**WHAT YOU ARE ASKED TO DO**
Where in the data below does the word "title" appear? Copy every line that has it.

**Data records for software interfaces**
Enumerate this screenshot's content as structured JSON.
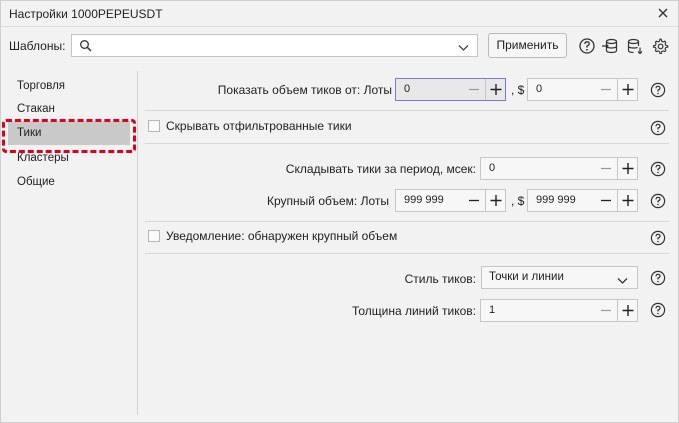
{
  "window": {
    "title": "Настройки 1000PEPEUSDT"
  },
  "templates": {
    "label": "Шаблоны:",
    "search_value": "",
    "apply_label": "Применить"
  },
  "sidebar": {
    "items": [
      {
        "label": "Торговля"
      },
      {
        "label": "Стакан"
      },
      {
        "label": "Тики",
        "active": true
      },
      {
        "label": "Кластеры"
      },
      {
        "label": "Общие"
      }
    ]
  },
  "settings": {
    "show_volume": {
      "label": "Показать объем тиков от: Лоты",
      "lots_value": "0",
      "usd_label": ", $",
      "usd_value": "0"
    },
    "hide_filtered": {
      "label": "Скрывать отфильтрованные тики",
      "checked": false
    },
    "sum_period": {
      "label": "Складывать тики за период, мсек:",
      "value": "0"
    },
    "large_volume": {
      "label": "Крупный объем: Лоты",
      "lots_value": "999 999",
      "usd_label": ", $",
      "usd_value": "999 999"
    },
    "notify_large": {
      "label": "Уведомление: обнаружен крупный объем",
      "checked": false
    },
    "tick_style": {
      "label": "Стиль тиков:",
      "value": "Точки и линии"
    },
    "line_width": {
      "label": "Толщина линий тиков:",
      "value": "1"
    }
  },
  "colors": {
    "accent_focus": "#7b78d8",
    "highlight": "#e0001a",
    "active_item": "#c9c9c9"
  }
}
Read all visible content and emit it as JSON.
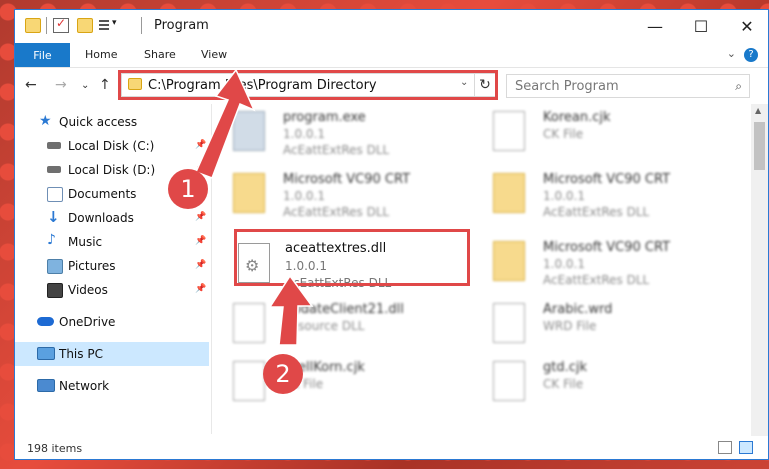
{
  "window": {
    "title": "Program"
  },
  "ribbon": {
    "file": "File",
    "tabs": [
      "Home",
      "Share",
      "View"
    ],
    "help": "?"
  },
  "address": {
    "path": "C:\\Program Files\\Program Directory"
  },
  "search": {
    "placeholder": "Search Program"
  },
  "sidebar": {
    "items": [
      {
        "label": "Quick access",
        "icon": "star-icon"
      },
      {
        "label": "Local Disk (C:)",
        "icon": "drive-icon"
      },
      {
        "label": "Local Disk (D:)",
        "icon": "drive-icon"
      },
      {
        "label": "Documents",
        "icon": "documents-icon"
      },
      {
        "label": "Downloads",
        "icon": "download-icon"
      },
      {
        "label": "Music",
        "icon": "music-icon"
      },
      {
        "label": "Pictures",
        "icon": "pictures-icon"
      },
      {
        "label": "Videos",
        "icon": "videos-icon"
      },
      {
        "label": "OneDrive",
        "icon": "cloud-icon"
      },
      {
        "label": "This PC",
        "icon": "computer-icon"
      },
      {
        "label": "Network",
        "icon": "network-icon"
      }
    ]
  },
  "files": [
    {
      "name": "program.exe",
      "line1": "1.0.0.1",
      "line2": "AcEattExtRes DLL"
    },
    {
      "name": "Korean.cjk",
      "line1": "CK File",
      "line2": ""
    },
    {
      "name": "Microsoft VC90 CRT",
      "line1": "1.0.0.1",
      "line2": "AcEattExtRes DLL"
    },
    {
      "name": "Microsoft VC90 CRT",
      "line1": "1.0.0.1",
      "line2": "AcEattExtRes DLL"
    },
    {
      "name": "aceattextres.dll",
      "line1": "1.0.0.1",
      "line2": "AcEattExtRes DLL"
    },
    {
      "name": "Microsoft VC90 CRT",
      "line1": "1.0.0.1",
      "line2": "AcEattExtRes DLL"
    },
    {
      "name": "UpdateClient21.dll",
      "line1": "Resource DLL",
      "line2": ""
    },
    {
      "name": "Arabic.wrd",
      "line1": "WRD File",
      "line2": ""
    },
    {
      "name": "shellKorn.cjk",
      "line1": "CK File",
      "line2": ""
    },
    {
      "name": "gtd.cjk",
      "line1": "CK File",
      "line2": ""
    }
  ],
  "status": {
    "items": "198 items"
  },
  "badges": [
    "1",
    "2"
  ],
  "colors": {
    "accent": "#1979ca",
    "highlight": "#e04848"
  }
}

**OUTPUT**
    "title": "Настройки 1000PEPEUSDT"
    "title": "Program"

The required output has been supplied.